§ **Exercise brief**: Once the pictures have been excluded, set down each remaining entry word for word.

§ **Supplied records**:
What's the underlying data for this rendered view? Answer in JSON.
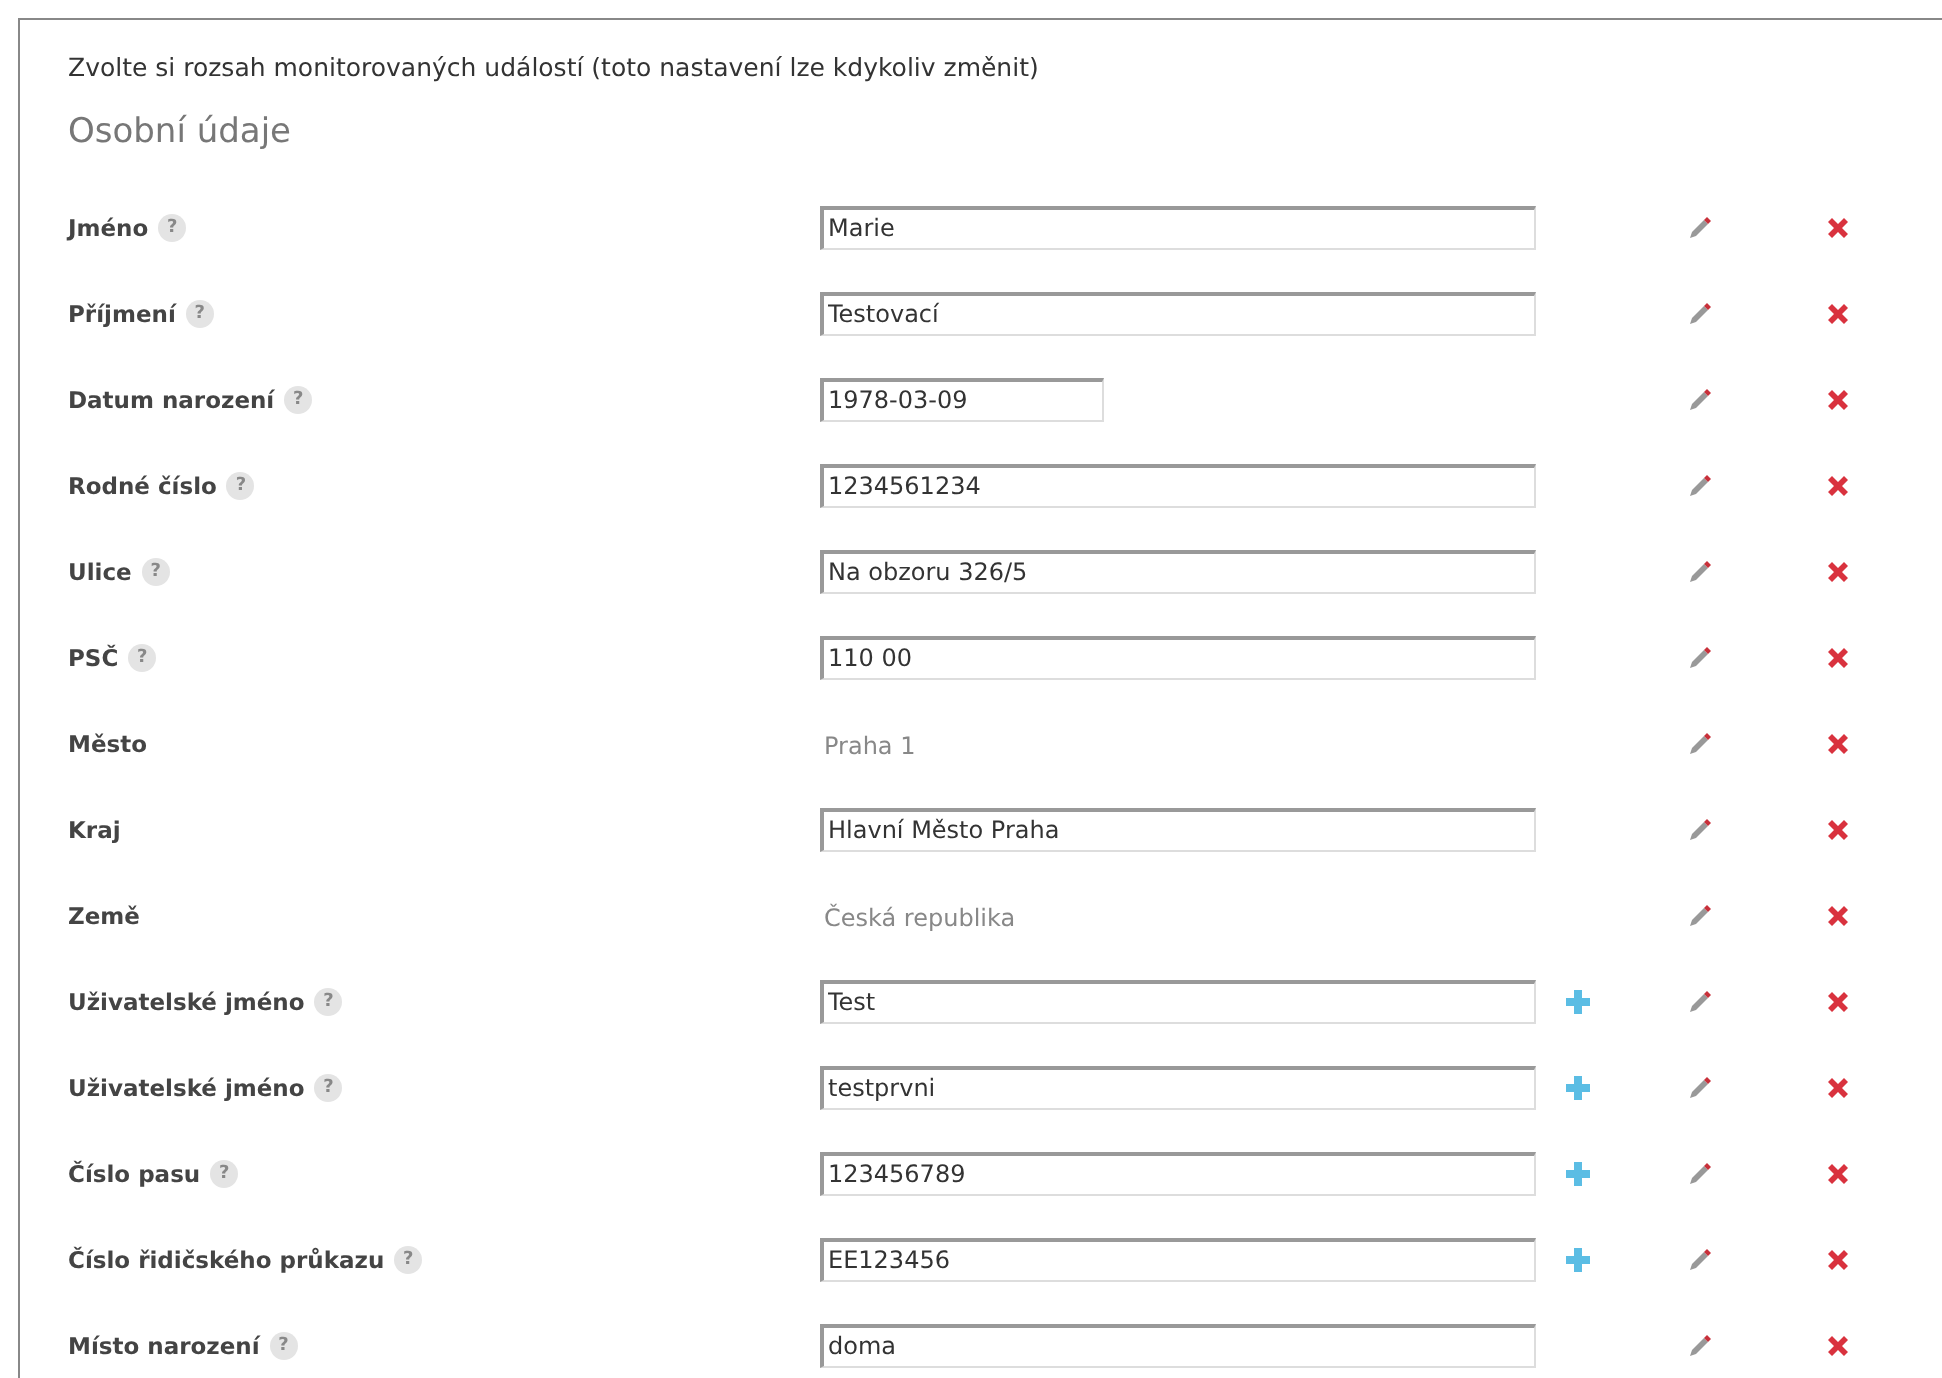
{
  "heading": "Zvolte si rozsah monitorovaných událostí (toto nastavení lze kdykoliv změnit)",
  "section": "Osobní údaje",
  "help_mark": "?",
  "rows": [
    {
      "label": "Jméno",
      "help": true,
      "kind": "input",
      "value": "Marie",
      "addable": false
    },
    {
      "label": "Příjmení",
      "help": true,
      "kind": "input",
      "value": "Testovací",
      "addable": false
    },
    {
      "label": "Datum narození",
      "help": true,
      "kind": "input",
      "value": "1978-03-09",
      "short": true,
      "addable": false
    },
    {
      "label": "Rodné číslo",
      "help": true,
      "kind": "input",
      "value": "1234561234",
      "addable": false
    },
    {
      "label": "Ulice",
      "help": true,
      "kind": "input",
      "value": "Na obzoru 326/5",
      "addable": false
    },
    {
      "label": "PSČ",
      "help": true,
      "kind": "input",
      "value": "110 00",
      "addable": false
    },
    {
      "label": "Město",
      "help": false,
      "kind": "text",
      "value": "Praha 1",
      "addable": false
    },
    {
      "label": "Kraj",
      "help": false,
      "kind": "input",
      "value": "Hlavní Město Praha",
      "addable": false
    },
    {
      "label": "Země",
      "help": false,
      "kind": "text",
      "value": "Česká republika",
      "addable": false
    },
    {
      "label": "Uživatelské jméno",
      "help": true,
      "kind": "input",
      "value": "Test",
      "addable": true
    },
    {
      "label": "Uživatelské jméno",
      "help": true,
      "kind": "input",
      "value": "testprvni",
      "addable": true
    },
    {
      "label": "Číslo pasu",
      "help": true,
      "kind": "input",
      "value": "123456789",
      "addable": true
    },
    {
      "label": "Číslo řidičského průkazu",
      "help": true,
      "kind": "input",
      "value": "EE123456",
      "addable": true
    },
    {
      "label": "Místo narození",
      "help": true,
      "kind": "input",
      "value": "doma",
      "addable": false
    }
  ]
}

§ **Exercise solution**:
What's the underlying data for this rendered view? Answer in JSON.
{
  "heading": "Zvolte si rozsah monitorovaných událostí (toto nastavení lze kdykoliv změnit)",
  "section": "Osobní údaje",
  "help_mark": "?",
  "rows": [
    {
      "label": "Jméno",
      "help": true,
      "kind": "input",
      "value": "Marie",
      "addable": false
    },
    {
      "label": "Příjmení",
      "help": true,
      "kind": "input",
      "value": "Testovací",
      "addable": false
    },
    {
      "label": "Datum narození",
      "help": true,
      "kind": "input",
      "value": "1978-03-09",
      "short": true,
      "addable": false
    },
    {
      "label": "Rodné číslo",
      "help": true,
      "kind": "input",
      "value": "1234561234",
      "addable": false
    },
    {
      "label": "Ulice",
      "help": true,
      "kind": "input",
      "value": "Na obzoru 326/5",
      "addable": false
    },
    {
      "label": "PSČ",
      "help": true,
      "kind": "input",
      "value": "110 00",
      "addable": false
    },
    {
      "label": "Město",
      "help": false,
      "kind": "text",
      "value": "Praha 1",
      "addable": false
    },
    {
      "label": "Kraj",
      "help": false,
      "kind": "input",
      "value": "Hlavní Město Praha",
      "addable": false
    },
    {
      "label": "Země",
      "help": false,
      "kind": "text",
      "value": "Česká republika",
      "addable": false
    },
    {
      "label": "Uživatelské jméno",
      "help": true,
      "kind": "input",
      "value": "Test",
      "addable": true
    },
    {
      "label": "Uživatelské jméno",
      "help": true,
      "kind": "input",
      "value": "testprvni",
      "addable": true
    },
    {
      "label": "Číslo pasu",
      "help": true,
      "kind": "input",
      "value": "123456789",
      "addable": true
    },
    {
      "label": "Číslo řidičského průkazu",
      "help": true,
      "kind": "input",
      "value": "EE123456",
      "addable": true
    },
    {
      "label": "Místo narození",
      "help": true,
      "kind": "input",
      "value": "doma",
      "addable": false
    }
  ]
}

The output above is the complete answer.